The figure below shows the green streamlines from previous figure as well as the curves normal to them, shown in red. As above the flow is still confined to the streamlines with no velocity normal along the red lines. Notice how as the green streamlines curve upwards the red normal curves fan outwards.

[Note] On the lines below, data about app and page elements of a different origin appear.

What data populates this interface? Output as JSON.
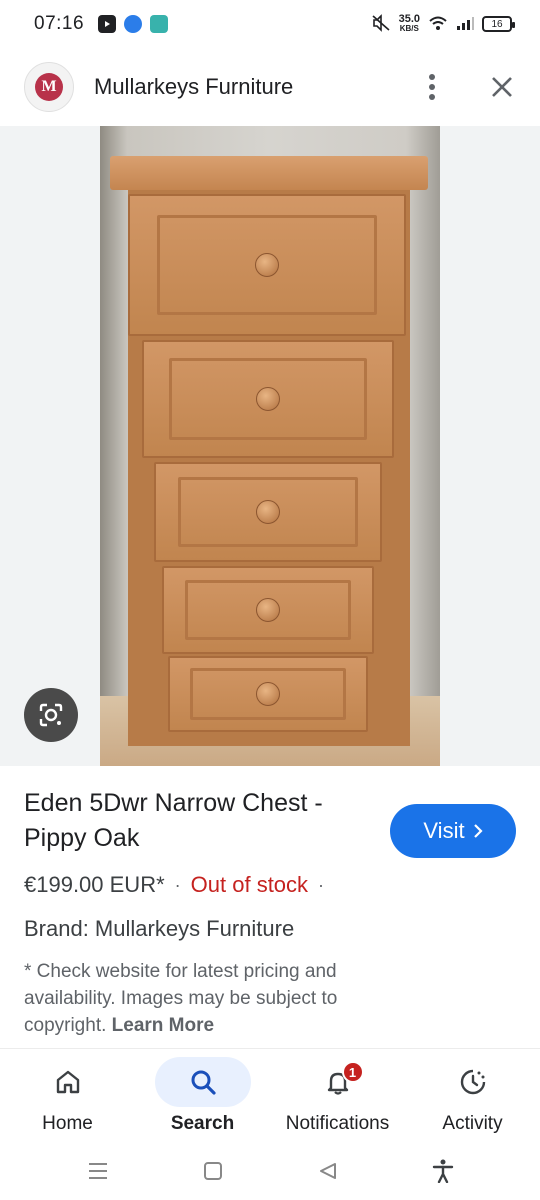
{
  "status_bar": {
    "time": "07:16",
    "net_speed_value": "35.0",
    "net_speed_unit": "KB/S",
    "battery": "16",
    "app_icons": [
      "youtube-icon",
      "messenger-icon",
      "chat-app-icon"
    ]
  },
  "header": {
    "site_name": "Mullarkeys Furniture",
    "logo_letter": "M"
  },
  "product": {
    "title": "Eden 5Dwr Narrow Chest - Pippy Oak",
    "price": "€199.00 EUR*",
    "separator": "·",
    "stock_status": "Out of stock",
    "brand": "Brand: Mullarkeys Furniture",
    "disclaimer": "* Check website for latest pricing and availability. Images may be subject to copyright.",
    "learn_more": "Learn More",
    "visit_label": "Visit"
  },
  "bottom_nav": {
    "items": [
      {
        "label": "Home",
        "icon": "home-icon",
        "active": false
      },
      {
        "label": "Search",
        "icon": "search-icon",
        "active": true
      },
      {
        "label": "Notifications",
        "icon": "bell-icon",
        "active": false,
        "badge": "1"
      },
      {
        "label": "Activity",
        "icon": "activity-icon",
        "active": false
      }
    ]
  },
  "colors": {
    "accent": "#1a73e8",
    "out_of_stock": "#c5221f",
    "active_tab_bg": "#e8f0fe"
  }
}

The s-n coordinate system for the velocity field defined above

Lets try to recreate this image with Python and matplotlib.

In :
# recreate our position vector grid
x = np.arange(0, 6, 0.2)
y = np.arange(0, 3, 0.2)

X, Y = np.meshgrid(x, y)

# components of velocity field
u = np.sin(Y) + np.pi
v = 1.5*np.cos(X)

# Create a new figure axes
fig, ax = plt.subplots(figsize=(16,8))

# Plot the vector field
ax.quiver(X, Y, u, v)

# We can make this easy by plotting our green streamlines and
# then plotting red streamlines by flipping the velocity components
# This is a simple inplementation of a 'rotation matrix'

# Becasue we want to define starting points for both sets of streamlines
# we can define a function that we can call upon as needed
# Its good practise to avoid repeating code

def gen_seeds(x,y,nstream):
seed_points = np.array([np.linspace(np.median(x), np.median(x),nstream),\
np.linspace(np.min(y), np.max(y),nstream)])
return seed_points

# As above we want to seed our streamlines evenly from top to bottom from the midpoint in x
# our function gen_seeds is designed to do this
seed_points = gen_seeds(x,y,20)

ax.plot(seed_points,seed_points,'go')
ax.streamplot(X, Y, u, v,color='green',start_points=seed_points.T)

# For the red streamlines we need to seed from left to right about the midpoint in y
# so we feed it (y,x) instead of (x,y) and then flip the result back to (x,y)
seed_points = np.flipud(gen_seeds(y,x,20))

ax.plot(seed_points,seed_points,'ro')
ax.streamplot(X, Y, v, -u,color='red',start_points=seed_points.T)

plt.xlabel("x")
plt.ylabel("y")
plt.title("$(s,n)$ Coordinate System")
plt.xlim([0, 6])
plt.ylim([0, 3])
ax.set_aspect('equal')
plt.show()